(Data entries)
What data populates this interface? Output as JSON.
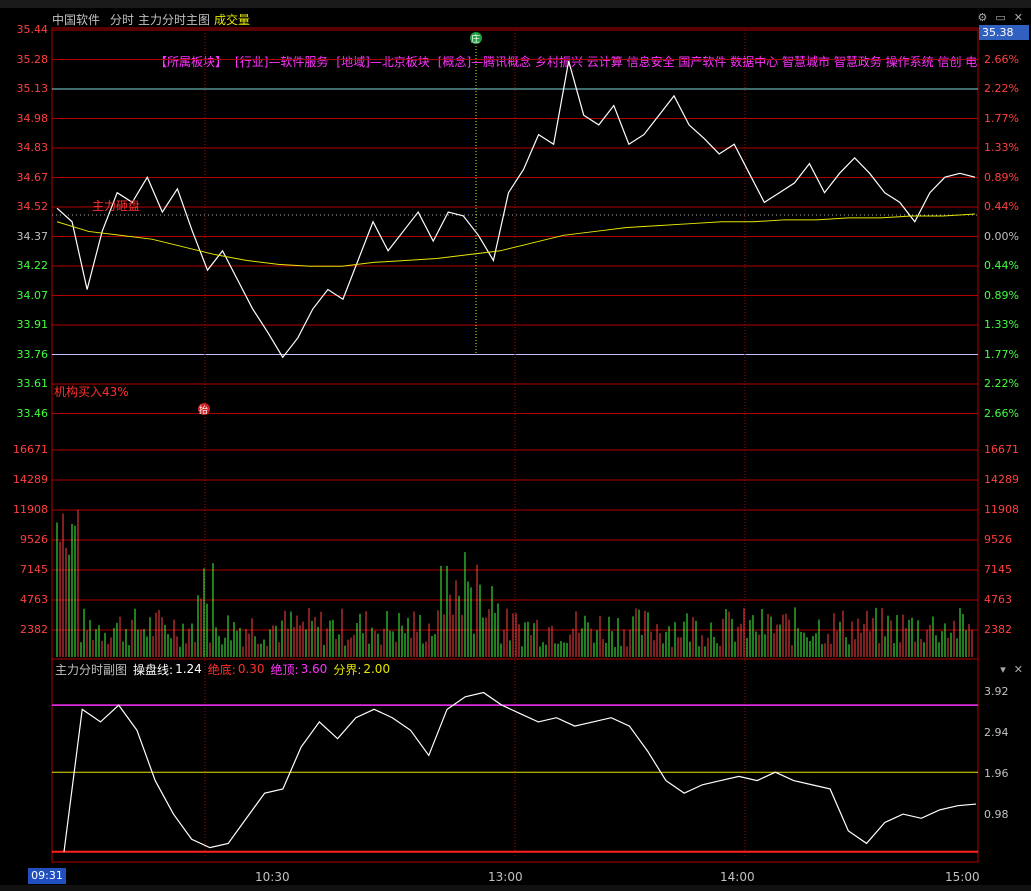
{
  "window": {
    "stock_name": "中国软件",
    "mode_label": "分时",
    "main_indicator": "主力分时主图",
    "volume_label": "成交量"
  },
  "tags": {
    "sector_title": "【所属板块】",
    "industry": "[行业]—软件服务",
    "region": "[地域]—北京板块",
    "concepts": "[概念]—腾讯概念 乡村振兴 云计算 信息安全 国产软件 数据中心 智慧城市 智慧政务 操作系统 信创 电"
  },
  "annotations": {
    "main_force_sell": "主力砸盘",
    "institution_buy": "机构买入43%",
    "marker_top": "庄",
    "marker_low": "抬"
  },
  "current_price": "35.38",
  "price_axis_left": [
    "35.44",
    "35.28",
    "35.13",
    "34.98",
    "34.83",
    "34.67",
    "34.52",
    "34.37",
    "34.22",
    "34.07",
    "33.91",
    "33.76",
    "33.61",
    "33.46"
  ],
  "pct_axis_right": [
    "2.66%",
    "2.22%",
    "1.77%",
    "1.33%",
    "0.89%",
    "0.44%",
    "0.00%",
    "0.44%",
    "0.89%",
    "1.33%",
    "1.77%",
    "2.22%",
    "2.66%"
  ],
  "volume_axis": [
    "16671",
    "14289",
    "11908",
    "9526",
    "7145",
    "4763",
    "2382"
  ],
  "sub_panel": {
    "title": "主力分时副图",
    "line_label": "操盘线:",
    "line_value": "1.24",
    "bottom_label": "绝底:",
    "bottom_value": "0.30",
    "top_label": "绝顶:",
    "top_value": "3.60",
    "split_label": "分界:",
    "split_value": "2.00",
    "axis": [
      "3.92",
      "2.94",
      "1.96",
      "0.98"
    ]
  },
  "time_axis": {
    "start": "09:31",
    "labels": [
      "10:30",
      "13:00",
      "14:00",
      "15:00"
    ]
  },
  "colors": {
    "price_line": "#ffffff",
    "avg_line": "#e6e600",
    "grid": "#b00000",
    "up": "#ff4040",
    "down": "#40ff40",
    "magenta": "#ff33ff",
    "cyan": "#7fd8e0"
  },
  "chart_data": {
    "type": "line",
    "series": [],
    "price_points": [
      34.52,
      34.45,
      34.1,
      34.4,
      34.6,
      34.55,
      34.68,
      34.5,
      34.62,
      34.4,
      34.2,
      34.3,
      34.15,
      34.0,
      33.88,
      33.75,
      33.85,
      34.0,
      34.1,
      34.05,
      34.25,
      34.45,
      34.3,
      34.4,
      34.5,
      34.35,
      34.5,
      34.48,
      34.38,
      34.25,
      34.6,
      34.72,
      34.9,
      34.85,
      35.28,
      35.0,
      34.95,
      35.05,
      34.85,
      34.9,
      35.0,
      35.1,
      34.95,
      34.88,
      34.8,
      34.85,
      34.7,
      34.55,
      34.6,
      34.65,
      34.75,
      34.6,
      34.7,
      34.78,
      34.7,
      34.6,
      34.55,
      34.45,
      34.6,
      34.68,
      34.7,
      34.68
    ],
    "avg_points": [
      34.45,
      34.4,
      34.38,
      34.36,
      34.32,
      34.28,
      34.25,
      34.23,
      34.22,
      34.22,
      34.24,
      34.25,
      34.26,
      34.28,
      34.3,
      34.34,
      34.38,
      34.4,
      34.42,
      34.43,
      34.44,
      34.45,
      34.45,
      34.46,
      34.46,
      34.47,
      34.47,
      34.48,
      34.48,
      34.49
    ],
    "ylim": [
      33.46,
      35.44
    ]
  }
}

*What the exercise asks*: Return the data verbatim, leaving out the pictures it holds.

*Response*:
What data populates this interface? Output as JSON.
{
  "window": {
    "stock_name": "中国软件",
    "mode_label": "分时",
    "main_indicator": "主力分时主图",
    "volume_label": "成交量"
  },
  "tags": {
    "sector_title": "【所属板块】",
    "industry": "[行业]—软件服务",
    "region": "[地域]—北京板块",
    "concepts": "[概念]—腾讯概念 乡村振兴 云计算 信息安全 国产软件 数据中心 智慧城市 智慧政务 操作系统 信创 电"
  },
  "annotations": {
    "main_force_sell": "主力砸盘",
    "institution_buy": "机构买入43%",
    "marker_top": "庄",
    "marker_low": "抬"
  },
  "current_price": "35.38",
  "price_axis_left": [
    "35.44",
    "35.28",
    "35.13",
    "34.98",
    "34.83",
    "34.67",
    "34.52",
    "34.37",
    "34.22",
    "34.07",
    "33.91",
    "33.76",
    "33.61",
    "33.46"
  ],
  "pct_axis_right": [
    "2.66%",
    "2.22%",
    "1.77%",
    "1.33%",
    "0.89%",
    "0.44%",
    "0.00%",
    "0.44%",
    "0.89%",
    "1.33%",
    "1.77%",
    "2.22%",
    "2.66%"
  ],
  "volume_axis": [
    "16671",
    "14289",
    "11908",
    "9526",
    "7145",
    "4763",
    "2382"
  ],
  "sub_panel": {
    "title": "主力分时副图",
    "line_label": "操盘线:",
    "line_value": "1.24",
    "bottom_label": "绝底:",
    "bottom_value": "0.30",
    "top_label": "绝顶:",
    "top_value": "3.60",
    "split_label": "分界:",
    "split_value": "2.00",
    "axis": [
      "3.92",
      "2.94",
      "1.96",
      "0.98"
    ]
  },
  "time_axis": {
    "start": "09:31",
    "labels": [
      "10:30",
      "13:00",
      "14:00",
      "15:00"
    ]
  },
  "colors": {
    "price_line": "#ffffff",
    "avg_line": "#e6e600",
    "grid": "#b00000",
    "up": "#ff4040",
    "down": "#40ff40",
    "magenta": "#ff33ff",
    "cyan": "#7fd8e0"
  },
  "chart_data": {
    "type": "line",
    "series": [],
    "price_points": [
      34.52,
      34.45,
      34.1,
      34.4,
      34.6,
      34.55,
      34.68,
      34.5,
      34.62,
      34.4,
      34.2,
      34.3,
      34.15,
      34.0,
      33.88,
      33.75,
      33.85,
      34.0,
      34.1,
      34.05,
      34.25,
      34.45,
      34.3,
      34.4,
      34.5,
      34.35,
      34.5,
      34.48,
      34.38,
      34.25,
      34.6,
      34.72,
      34.9,
      34.85,
      35.28,
      35.0,
      34.95,
      35.05,
      34.85,
      34.9,
      35.0,
      35.1,
      34.95,
      34.88,
      34.8,
      34.85,
      34.7,
      34.55,
      34.6,
      34.65,
      34.75,
      34.6,
      34.7,
      34.78,
      34.7,
      34.6,
      34.55,
      34.45,
      34.6,
      34.68,
      34.7,
      34.68
    ],
    "avg_points": [
      34.45,
      34.4,
      34.38,
      34.36,
      34.32,
      34.28,
      34.25,
      34.23,
      34.22,
      34.22,
      34.24,
      34.25,
      34.26,
      34.28,
      34.3,
      34.34,
      34.38,
      34.4,
      34.42,
      34.43,
      34.44,
      34.45,
      34.45,
      34.46,
      34.46,
      34.47,
      34.47,
      34.48,
      34.48,
      34.49
    ],
    "ylim": [
      33.46,
      35.44
    ]
  }
}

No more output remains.